[Dataset rows describing interfaces]
┌────────

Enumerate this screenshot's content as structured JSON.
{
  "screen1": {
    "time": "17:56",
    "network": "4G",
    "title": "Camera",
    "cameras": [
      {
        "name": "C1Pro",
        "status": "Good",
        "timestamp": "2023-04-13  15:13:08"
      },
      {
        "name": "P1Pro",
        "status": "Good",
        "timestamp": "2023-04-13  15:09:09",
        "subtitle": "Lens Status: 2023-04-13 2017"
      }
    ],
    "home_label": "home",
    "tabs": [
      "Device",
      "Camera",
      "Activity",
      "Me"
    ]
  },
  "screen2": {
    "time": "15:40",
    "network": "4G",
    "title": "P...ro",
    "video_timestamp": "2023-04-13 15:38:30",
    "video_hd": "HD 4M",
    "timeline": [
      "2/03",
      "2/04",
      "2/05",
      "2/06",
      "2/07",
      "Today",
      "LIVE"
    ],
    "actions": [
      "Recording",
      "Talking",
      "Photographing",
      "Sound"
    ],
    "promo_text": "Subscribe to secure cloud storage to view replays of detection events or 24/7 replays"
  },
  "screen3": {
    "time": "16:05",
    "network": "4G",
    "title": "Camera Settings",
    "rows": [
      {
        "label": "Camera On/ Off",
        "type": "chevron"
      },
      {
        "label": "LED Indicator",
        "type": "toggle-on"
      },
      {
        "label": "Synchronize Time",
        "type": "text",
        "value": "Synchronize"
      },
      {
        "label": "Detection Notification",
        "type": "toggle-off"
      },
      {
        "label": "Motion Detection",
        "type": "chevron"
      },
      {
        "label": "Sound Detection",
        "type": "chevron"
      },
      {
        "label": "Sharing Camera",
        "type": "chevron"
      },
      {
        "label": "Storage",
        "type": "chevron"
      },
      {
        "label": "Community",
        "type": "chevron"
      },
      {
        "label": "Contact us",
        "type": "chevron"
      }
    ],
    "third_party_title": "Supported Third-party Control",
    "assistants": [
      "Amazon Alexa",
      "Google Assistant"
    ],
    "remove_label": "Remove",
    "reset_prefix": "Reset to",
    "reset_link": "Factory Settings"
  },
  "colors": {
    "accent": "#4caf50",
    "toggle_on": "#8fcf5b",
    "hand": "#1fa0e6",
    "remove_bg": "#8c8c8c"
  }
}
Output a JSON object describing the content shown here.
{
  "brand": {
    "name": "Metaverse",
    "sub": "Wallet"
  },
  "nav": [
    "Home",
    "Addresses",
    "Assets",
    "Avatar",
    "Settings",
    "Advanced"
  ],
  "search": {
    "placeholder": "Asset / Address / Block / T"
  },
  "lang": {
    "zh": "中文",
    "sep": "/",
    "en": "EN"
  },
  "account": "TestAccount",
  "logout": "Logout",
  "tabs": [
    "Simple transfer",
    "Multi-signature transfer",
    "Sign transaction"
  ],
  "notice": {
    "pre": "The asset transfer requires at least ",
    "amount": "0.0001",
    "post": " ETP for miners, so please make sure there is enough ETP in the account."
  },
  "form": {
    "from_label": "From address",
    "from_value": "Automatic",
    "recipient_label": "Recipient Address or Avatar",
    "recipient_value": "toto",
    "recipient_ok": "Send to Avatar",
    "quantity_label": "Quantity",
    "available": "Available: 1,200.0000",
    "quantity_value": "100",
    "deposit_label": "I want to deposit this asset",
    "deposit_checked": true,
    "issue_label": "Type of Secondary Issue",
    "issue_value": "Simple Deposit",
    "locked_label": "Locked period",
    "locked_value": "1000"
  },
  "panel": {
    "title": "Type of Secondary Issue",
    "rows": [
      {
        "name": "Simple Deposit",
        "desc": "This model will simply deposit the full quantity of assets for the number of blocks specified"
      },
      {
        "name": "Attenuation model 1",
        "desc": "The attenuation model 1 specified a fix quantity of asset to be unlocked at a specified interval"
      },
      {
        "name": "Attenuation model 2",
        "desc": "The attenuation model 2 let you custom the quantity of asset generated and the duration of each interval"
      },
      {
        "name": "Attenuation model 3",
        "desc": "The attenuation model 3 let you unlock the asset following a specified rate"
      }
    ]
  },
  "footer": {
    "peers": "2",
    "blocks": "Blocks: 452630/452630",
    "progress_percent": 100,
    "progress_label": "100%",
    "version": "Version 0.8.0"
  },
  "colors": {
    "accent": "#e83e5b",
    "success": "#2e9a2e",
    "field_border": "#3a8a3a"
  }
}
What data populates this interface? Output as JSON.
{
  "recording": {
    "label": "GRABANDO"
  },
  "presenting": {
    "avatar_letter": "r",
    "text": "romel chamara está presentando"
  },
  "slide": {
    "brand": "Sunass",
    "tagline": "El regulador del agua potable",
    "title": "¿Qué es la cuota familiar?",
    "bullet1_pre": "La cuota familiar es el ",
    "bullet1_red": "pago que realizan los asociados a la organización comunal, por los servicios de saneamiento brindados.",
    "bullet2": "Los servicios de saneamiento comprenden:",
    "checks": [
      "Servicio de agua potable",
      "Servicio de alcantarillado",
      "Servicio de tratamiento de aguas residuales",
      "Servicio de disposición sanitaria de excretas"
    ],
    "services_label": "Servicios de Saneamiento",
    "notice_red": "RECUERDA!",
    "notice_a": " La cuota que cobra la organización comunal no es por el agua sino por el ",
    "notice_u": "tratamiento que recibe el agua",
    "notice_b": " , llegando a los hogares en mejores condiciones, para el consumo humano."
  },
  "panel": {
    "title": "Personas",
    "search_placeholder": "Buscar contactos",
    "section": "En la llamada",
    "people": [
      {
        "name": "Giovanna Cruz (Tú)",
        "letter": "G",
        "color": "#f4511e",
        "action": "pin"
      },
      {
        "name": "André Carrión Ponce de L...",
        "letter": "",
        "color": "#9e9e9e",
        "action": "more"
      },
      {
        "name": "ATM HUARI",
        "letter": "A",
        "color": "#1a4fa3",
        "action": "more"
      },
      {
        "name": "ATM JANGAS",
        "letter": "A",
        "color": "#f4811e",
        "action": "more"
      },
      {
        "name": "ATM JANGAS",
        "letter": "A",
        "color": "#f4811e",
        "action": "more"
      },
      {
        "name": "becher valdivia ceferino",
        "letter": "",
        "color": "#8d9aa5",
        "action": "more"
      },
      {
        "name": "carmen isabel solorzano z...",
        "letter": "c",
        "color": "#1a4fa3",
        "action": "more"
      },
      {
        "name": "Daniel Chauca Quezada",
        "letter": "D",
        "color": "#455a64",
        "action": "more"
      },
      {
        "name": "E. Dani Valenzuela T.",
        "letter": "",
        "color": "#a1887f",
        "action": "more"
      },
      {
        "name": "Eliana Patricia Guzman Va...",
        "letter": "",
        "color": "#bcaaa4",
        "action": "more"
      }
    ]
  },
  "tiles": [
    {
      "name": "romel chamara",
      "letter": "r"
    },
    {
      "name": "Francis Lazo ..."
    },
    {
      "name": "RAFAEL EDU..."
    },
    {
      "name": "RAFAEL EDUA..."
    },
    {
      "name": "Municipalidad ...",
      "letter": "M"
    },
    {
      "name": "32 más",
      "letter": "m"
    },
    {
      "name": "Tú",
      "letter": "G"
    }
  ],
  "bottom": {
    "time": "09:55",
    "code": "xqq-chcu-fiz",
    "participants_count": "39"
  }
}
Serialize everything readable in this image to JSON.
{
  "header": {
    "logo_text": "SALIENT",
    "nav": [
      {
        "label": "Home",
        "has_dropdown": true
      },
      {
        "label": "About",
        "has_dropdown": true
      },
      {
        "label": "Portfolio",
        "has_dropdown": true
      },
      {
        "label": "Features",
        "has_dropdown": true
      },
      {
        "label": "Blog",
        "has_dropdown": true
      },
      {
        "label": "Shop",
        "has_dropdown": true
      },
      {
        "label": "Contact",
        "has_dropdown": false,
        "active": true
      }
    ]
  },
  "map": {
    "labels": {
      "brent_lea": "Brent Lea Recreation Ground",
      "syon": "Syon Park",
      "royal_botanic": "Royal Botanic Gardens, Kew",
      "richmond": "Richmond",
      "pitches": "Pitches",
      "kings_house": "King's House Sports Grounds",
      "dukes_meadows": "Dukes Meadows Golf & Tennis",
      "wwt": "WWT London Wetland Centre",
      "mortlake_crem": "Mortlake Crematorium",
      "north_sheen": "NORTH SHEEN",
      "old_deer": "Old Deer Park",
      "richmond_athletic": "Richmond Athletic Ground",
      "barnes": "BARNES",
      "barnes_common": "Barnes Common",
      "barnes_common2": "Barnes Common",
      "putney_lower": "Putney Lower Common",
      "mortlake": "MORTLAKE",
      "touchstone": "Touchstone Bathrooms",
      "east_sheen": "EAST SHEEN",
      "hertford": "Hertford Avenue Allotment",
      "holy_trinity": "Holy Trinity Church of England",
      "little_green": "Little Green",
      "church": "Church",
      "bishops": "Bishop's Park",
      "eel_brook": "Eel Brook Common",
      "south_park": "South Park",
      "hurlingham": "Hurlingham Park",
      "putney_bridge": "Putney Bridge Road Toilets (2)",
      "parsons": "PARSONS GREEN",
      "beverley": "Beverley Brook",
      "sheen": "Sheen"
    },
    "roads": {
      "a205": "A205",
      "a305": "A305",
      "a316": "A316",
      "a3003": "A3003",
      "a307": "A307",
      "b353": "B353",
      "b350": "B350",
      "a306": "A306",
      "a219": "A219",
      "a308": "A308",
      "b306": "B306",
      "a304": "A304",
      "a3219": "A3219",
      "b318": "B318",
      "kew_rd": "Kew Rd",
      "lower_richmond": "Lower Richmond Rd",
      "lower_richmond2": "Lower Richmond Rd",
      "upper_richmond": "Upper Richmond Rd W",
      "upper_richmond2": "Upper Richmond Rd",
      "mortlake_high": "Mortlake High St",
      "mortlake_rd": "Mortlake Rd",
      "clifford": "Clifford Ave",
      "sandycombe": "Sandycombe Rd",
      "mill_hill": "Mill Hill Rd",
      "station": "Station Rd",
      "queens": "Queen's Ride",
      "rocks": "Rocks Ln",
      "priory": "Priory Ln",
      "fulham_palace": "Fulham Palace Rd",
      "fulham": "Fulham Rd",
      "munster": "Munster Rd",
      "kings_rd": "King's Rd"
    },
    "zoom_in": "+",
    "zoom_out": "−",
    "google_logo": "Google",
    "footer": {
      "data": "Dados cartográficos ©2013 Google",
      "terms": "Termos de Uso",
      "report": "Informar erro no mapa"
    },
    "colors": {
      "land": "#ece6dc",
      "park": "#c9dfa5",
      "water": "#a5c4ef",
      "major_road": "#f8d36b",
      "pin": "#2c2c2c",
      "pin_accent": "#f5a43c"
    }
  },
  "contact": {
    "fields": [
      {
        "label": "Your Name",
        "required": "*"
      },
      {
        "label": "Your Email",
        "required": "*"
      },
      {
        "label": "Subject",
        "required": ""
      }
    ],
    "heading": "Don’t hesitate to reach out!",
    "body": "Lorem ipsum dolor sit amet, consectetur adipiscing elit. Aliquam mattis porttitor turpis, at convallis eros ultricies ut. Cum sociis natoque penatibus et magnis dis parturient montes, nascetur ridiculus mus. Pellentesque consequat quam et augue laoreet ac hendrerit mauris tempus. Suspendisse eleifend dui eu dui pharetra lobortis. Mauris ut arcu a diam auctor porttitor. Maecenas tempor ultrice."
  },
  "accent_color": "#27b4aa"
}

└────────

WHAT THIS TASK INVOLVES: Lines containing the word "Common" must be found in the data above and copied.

RESULT OF THE TASK:
      "barnes_common": "Barnes Common",
      "barnes_common2": "Barnes Common",
      "putney_lower": "Putney Lower Common",
      "eel_brook": "Eel Brook Common",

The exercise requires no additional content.